Why the apron is hot again!
From fertility goddesses in ancient Crete to kitchen goddess Julia Child; phenomenal women have always had a thing for the apron. And now the simple, yet symbolically complex cover-up is back, starring on catwalks, concert stages and of course, in my latest collection! This time, the apron is all about food, fashion and feminine feminism.
The word ‘apron’ comes from the French word ‘naperon’, meaning a small tablecloth. Yet, its role in history has been anything but small! In ancient Crete, it was the costume of fertility goddesses; in Egypt, the pharaohs liked to wear theirs encrusted with jewels. In Europe during the Middle Ages, aprons were worn by tradesmen as an emblem of their trade; English barbers did their job in checkered aprons, butchers wore blue striped ones, cobblers had ‘black flag’ aprons for protection from the black wax they used. Aprons were so ubiquitous, that at some point, tradesmen were even called ‘apron men’.
And here we are now; reclaiming the kitchen, and with it, a new type of apron that combines edgy fashion with phenomenal functionality and -why not?- sex appeal. Yes, we like to get our hands dirty, but not our Miu Miu dress. Juggling many roles at work and at home, our apron -be it a flirty, floral one or a minimalist denim one with leather straps and an iPhone pocket- creates a sense of being in control. (My current favorite is a beautiful gray ‘wrap’ apron by a company called Tilit; ten dollars per apron are donated to the Bad Bitches Grant Fund for women’s culinary education). In a way, the new apron is almost like a costume. Tying it on is like Super Woman slipping into her cape: you are now ready to do some serious self-nurturing! Enjoy!

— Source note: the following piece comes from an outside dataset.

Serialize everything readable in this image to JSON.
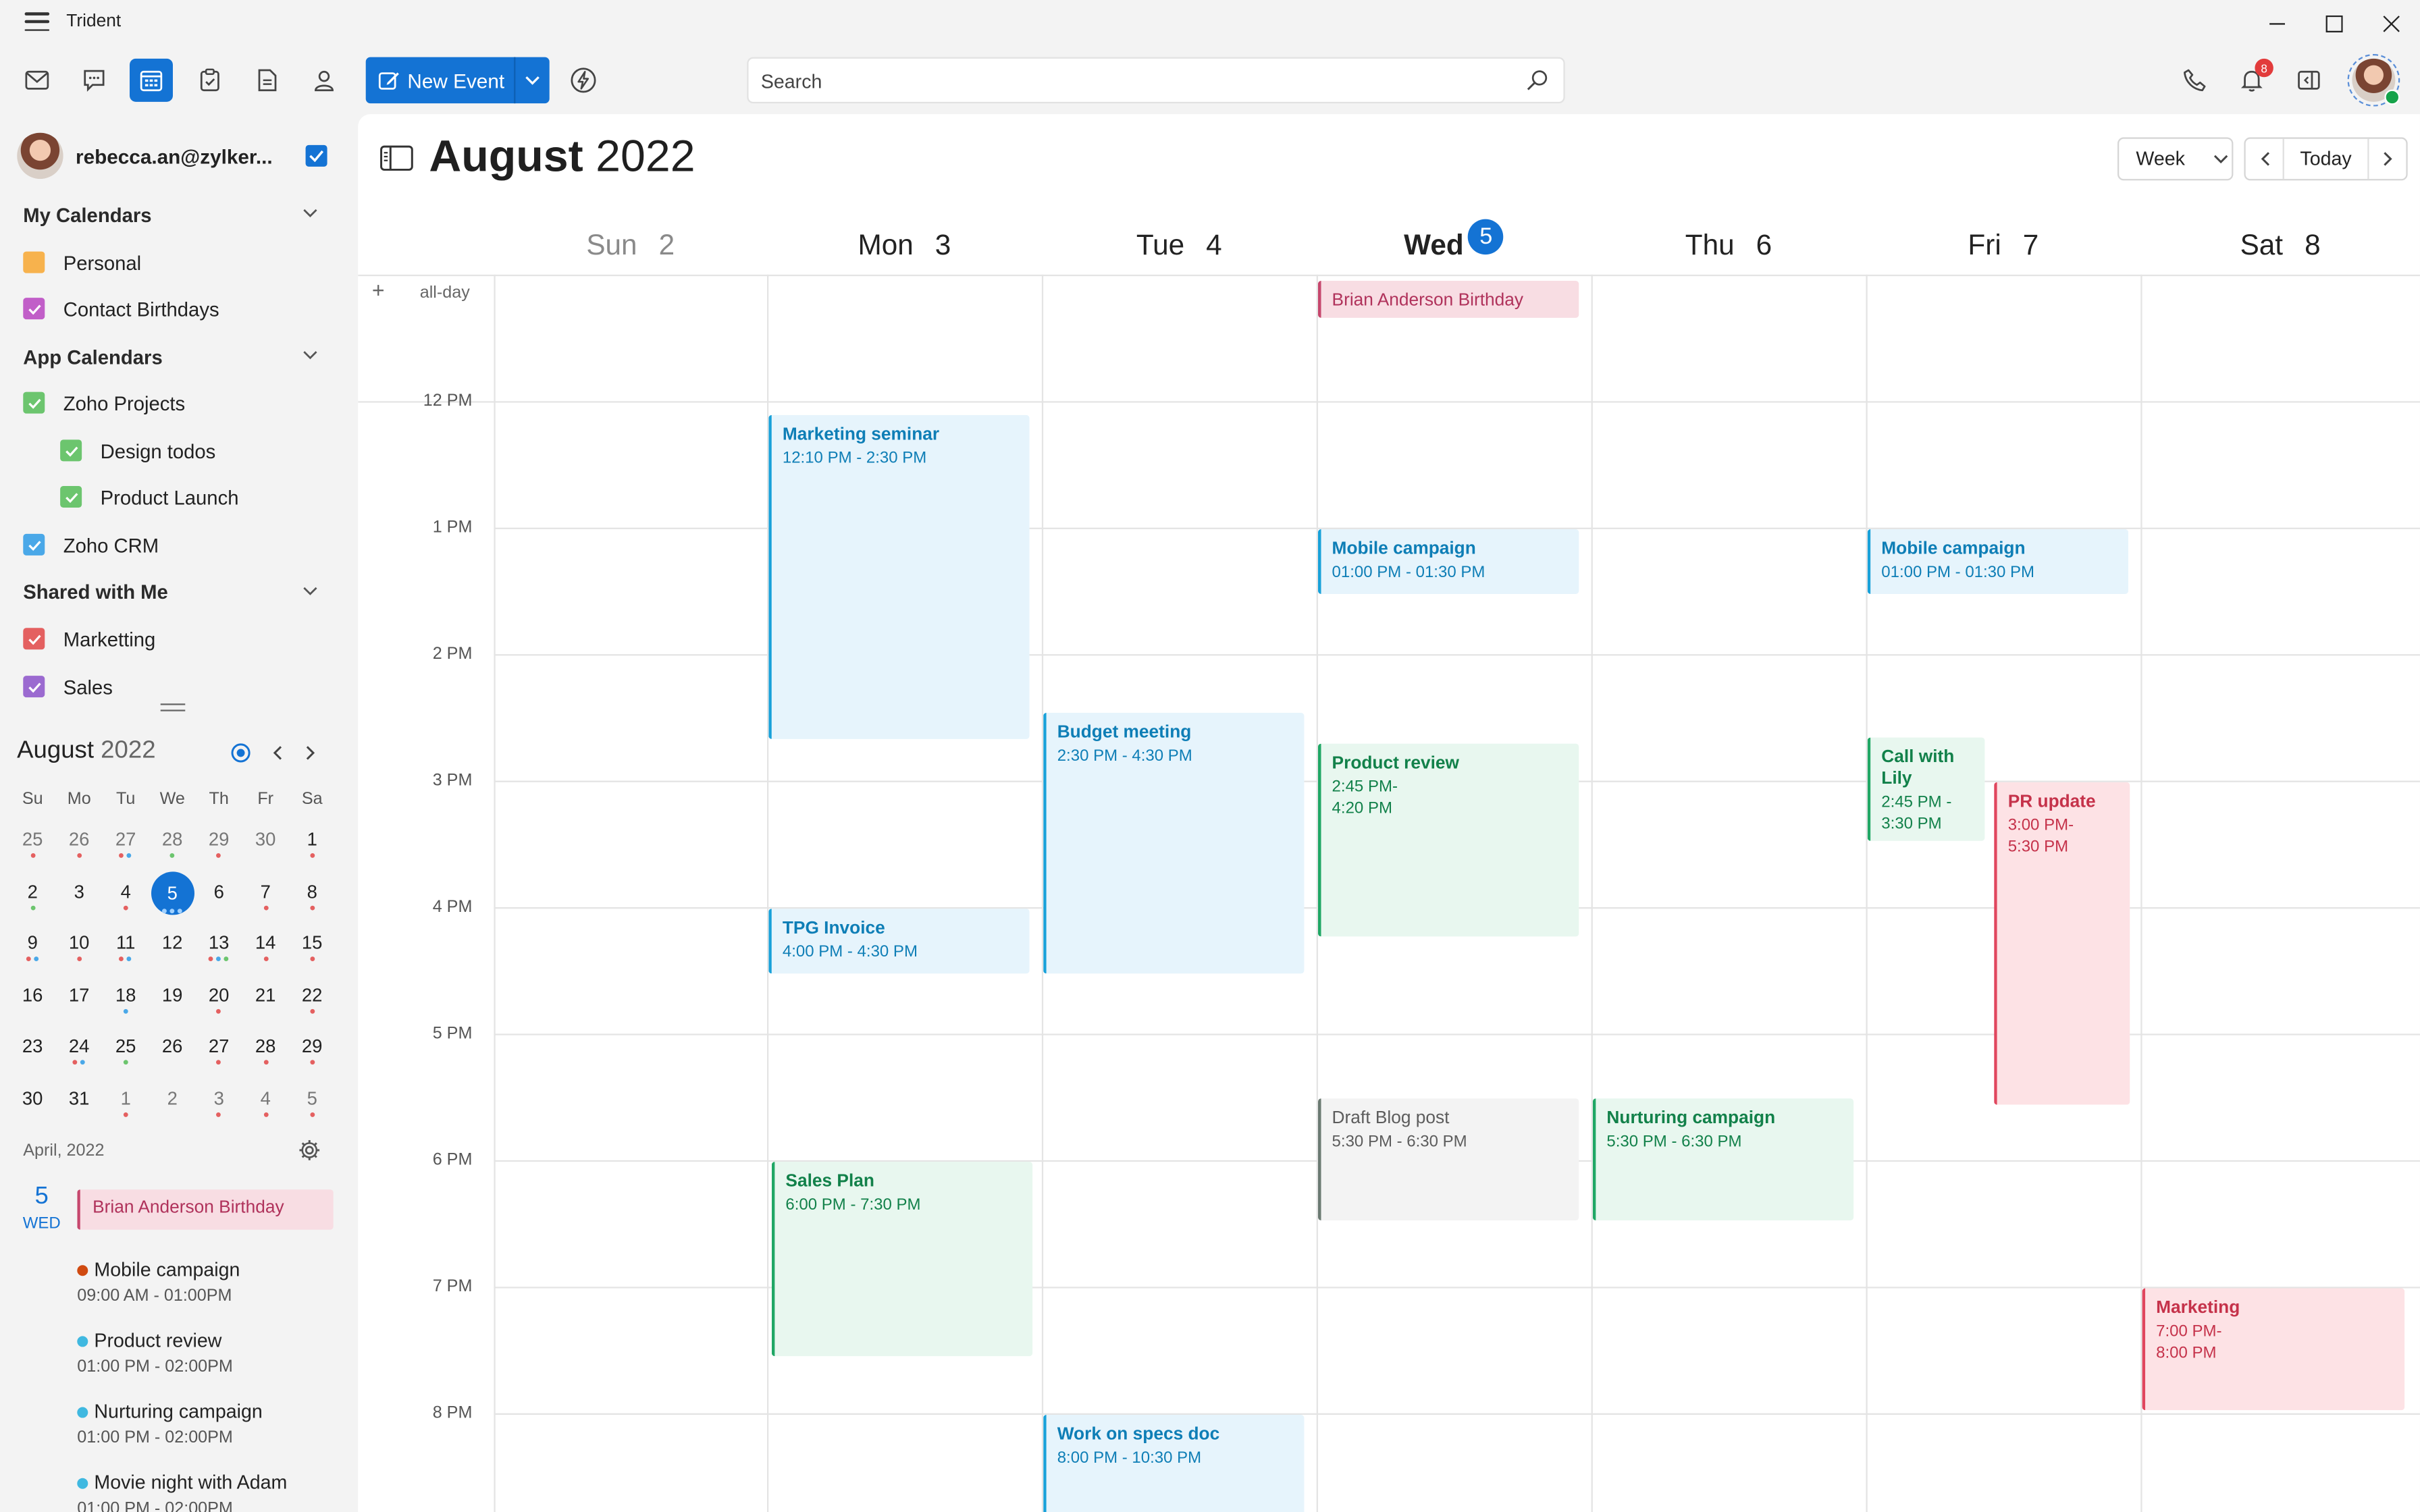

Fast-forward to the 1950s, and the apron -flowered and frilly this time- has become a symbol of domesticated femininity; think of ‘I love Lucy’s Lucille Ball baking cookies in high heels and a sassy gingham apron. To 1960s feminists, who had been raised as mother’s little (kitchen-)helpers, the apron was far from cute and innocent; it was a symbol of oppression. So, when Betty Friedan kick-started feminism’s second wave, millions of women burned their bras and threw their aprons in the trash.

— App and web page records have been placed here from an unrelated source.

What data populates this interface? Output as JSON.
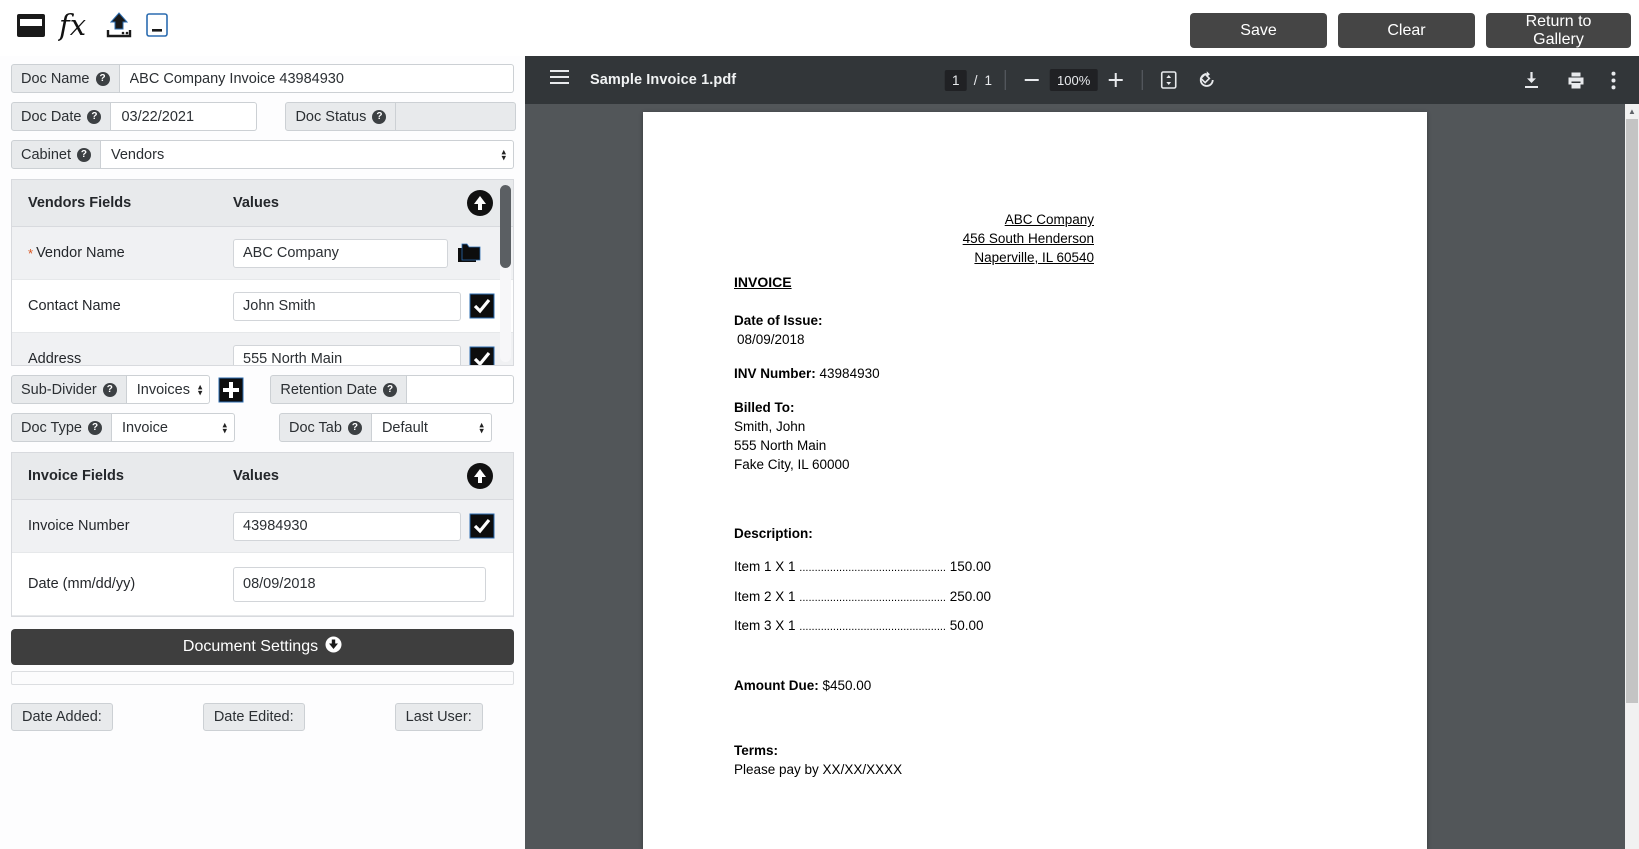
{
  "toolbar": {
    "icons": [
      {
        "name": "save-doc-icon",
        "title": "Save"
      },
      {
        "name": "fx-formula-icon",
        "title": "fx"
      },
      {
        "name": "upload-icon",
        "title": "Upload"
      },
      {
        "name": "window-minimize-icon",
        "title": "Window"
      }
    ],
    "save_label": "Save",
    "clear_label": "Clear",
    "return_label": "Return to Gallery"
  },
  "form": {
    "doc_name": {
      "label": "Doc Name",
      "value": "ABC Company Invoice 43984930"
    },
    "doc_date": {
      "label": "Doc Date",
      "value": "03/22/2021"
    },
    "doc_status": {
      "label": "Doc Status",
      "value": ""
    },
    "cabinet": {
      "label": "Cabinet",
      "value": "Vendors"
    },
    "sub_divider": {
      "label": "Sub-Divider",
      "value": "Invoices"
    },
    "retention_date": {
      "label": "Retention Date",
      "value": ""
    },
    "doc_type": {
      "label": "Doc Type",
      "value": "Invoice"
    },
    "doc_tab": {
      "label": "Doc Tab",
      "value": "Default"
    }
  },
  "vendors_table": {
    "header_fields": "Vendors Fields",
    "header_values": "Values",
    "rows": [
      {
        "label": "Vendor Name",
        "required": true,
        "value": "ABC Company",
        "icon": "folder-icon"
      },
      {
        "label": "Contact Name",
        "required": false,
        "value": "John Smith",
        "icon": "checkbox-checked-icon"
      },
      {
        "label": "Address",
        "required": false,
        "value": "555 North Main",
        "icon": "checkbox-checked-icon"
      }
    ]
  },
  "invoice_table": {
    "header_fields": "Invoice Fields",
    "header_values": "Values",
    "rows": [
      {
        "label": "Invoice Number",
        "value": "43984930",
        "icon": "checkbox-checked-icon"
      },
      {
        "label": "Date (mm/dd/yy)",
        "value": "08/09/2018",
        "icon": ""
      }
    ]
  },
  "document_settings": {
    "label": "Document Settings"
  },
  "footer": {
    "date_added": "Date Added:",
    "date_edited": "Date Edited:",
    "last_user": "Last User:"
  },
  "pdf": {
    "title": "Sample Invoice 1.pdf",
    "page_current": "1",
    "page_separator": "/",
    "page_total": "1",
    "zoom": "100%",
    "icons": {
      "menu": "hamburger-menu-icon",
      "zoom_out": "minus-icon",
      "zoom_in": "plus-icon",
      "fit": "fit-to-page-icon",
      "rotate": "rotate-icon",
      "download": "download-icon",
      "print": "print-icon",
      "more": "more-options-icon"
    }
  },
  "invoice_doc": {
    "company": [
      "ABC Company",
      "456 South Henderson",
      "Naperville, IL 60540"
    ],
    "title": "INVOICE",
    "date_of_issue_label": "Date of Issue:",
    "date_of_issue_value": "08/09/2018",
    "inv_number_label": "INV Number:",
    "inv_number_value": "43984930",
    "billed_to_label": "Billed To:",
    "billed_to": [
      "Smith, John",
      "555 North Main",
      "Fake City, IL 60000"
    ],
    "description_label": "Description:",
    "items": [
      {
        "text": "Item 1 X 1",
        "dots": "................................................",
        "amount": "150.00"
      },
      {
        "text": "Item 2 X 1",
        "dots": "................................................",
        "amount": "250.00"
      },
      {
        "text": "Item 3 X 1",
        "dots": "................................................",
        "amount": "50.00"
      }
    ],
    "amount_due_label": "Amount Due:",
    "amount_due_value": "$450.00",
    "terms_label": "Terms:",
    "terms_value": "Please pay by XX/XX/XXXX"
  },
  "colors": {
    "button_dark": "#454545",
    "pdf_chrome": "#323639",
    "pdf_backdrop": "#525659",
    "label_gray": "#e8eaec",
    "required_orange": "#d9541e"
  }
}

“Yes, we like to get our hands dirty, but not our Miu Miu dress.”
— Marlies Dekkers
Not so tv chef and cookbook writer Julia Child; she kept wearing her apron -made of blue denim, with a towel draped over the waist ties- with professional pride and dramatic flair. This was not an emblem of imprisonment, but one of pure empowerment! Julia’s passionate promoting of cooking as a creative outlet helped shape a new generation of feminists who have the freedom to embrace domesticity on their own terms.
Happy Women’s Day
Happy Women’s Day! I am extra excited about this edition, because wow, what a year it’s been for feminism! This is the year that we went global; that we showed up with our money, our bodies, our time and our voices to show the world: this is OUR time!
When I think of someone who is the embodiment of the highest level of expression, I have to think of German opera superstar Nadja Michael (47). This fearless feminine feminist is absolutely unforgettable in roles like Medea, Salomé and Lady Macbeth, performing phenomenally not just as a singer, but also a dancer and actress. How does she do it?
She started out as a contestant on the Norwegian version of ‘So You Think You Can Dance’; a few years later her debut single ‘Sunrise’ reached triple platinum status. But what makes Norwegian/Cuban star Alexandra Joner (27) such a feminine feminist icon is the fearless fun with which she expresses herself; in her singing and acting, but also in her fabulously sexy looks (often wearing marlies|dekkers, of course!). “I am fighting to make ‘sexy’ a positive thing!”
LUST for LIGHT
With her stunning staged photographs, Dutch artist Marie Cécile Thijs (1965) connects the past with the present in an intensely poetic, painterly way. Originally a lawyer, she decided more than fifteen years ago to follow her love for the camera. In just a short period of time, Marie Cécile became an internationally acclaimed artist whose works are included in the collections of museums like the Rijksmuseum Amsterdam and the Museum of Photographic Arts San Diego. She has also presented her art at TEFAF (widely regarded as the world’s pre-eminent fair of art and antiques), Art Miami and Photo Shanghai. For her signature series ‘White Collar’, Marie Cécile photographed the only surviving 17th-century pleated ruff in the world, then digitally added it to her models for an almost surreal, mesmerizing result.